### TASK BRIEF
Leave out the pictures and set down the rest of the listing below word for word.
--- START ---
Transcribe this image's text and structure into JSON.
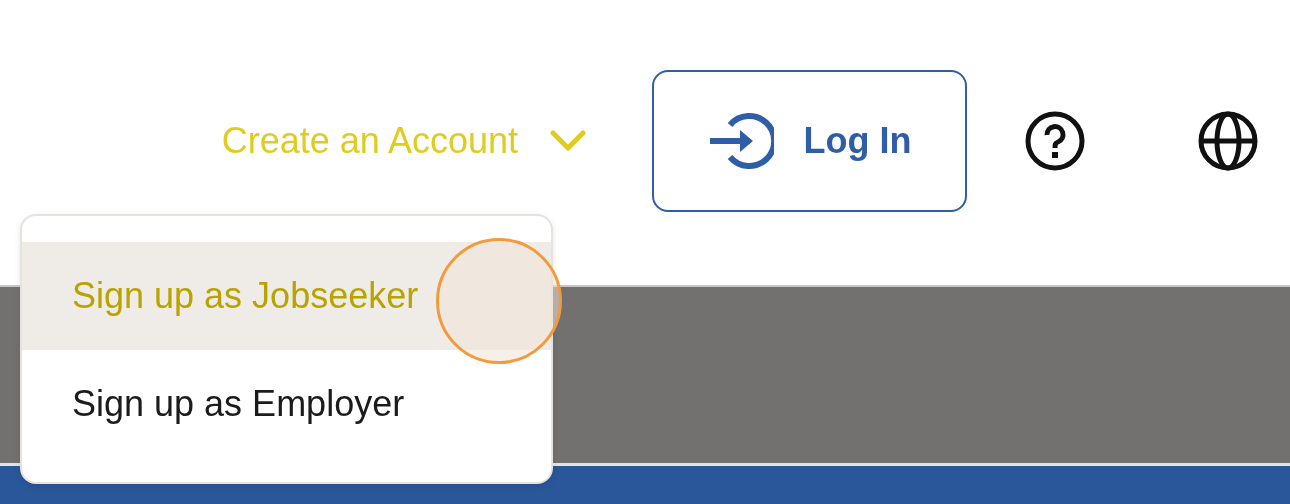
{
  "header": {
    "create_account": {
      "label": "Create an Account",
      "expanded": true
    },
    "login_button": {
      "label": "Log In"
    },
    "account_menu": [
      {
        "label": "Sign up as Jobseeker",
        "selected": true
      },
      {
        "label": "Sign up as Employer",
        "selected": false
      }
    ]
  }
}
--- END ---
### PROBLEM SOLUTION
Transcribe this image's text and structure into JSON.
{
  "header": {
    "create_account": {
      "label": "Create an Account",
      "expanded": true
    },
    "login_button": {
      "label": "Log In"
    },
    "account_menu": [
      {
        "label": "Sign up as Jobseeker",
        "selected": true
      },
      {
        "label": "Sign up as Employer",
        "selected": false
      }
    ]
  }
}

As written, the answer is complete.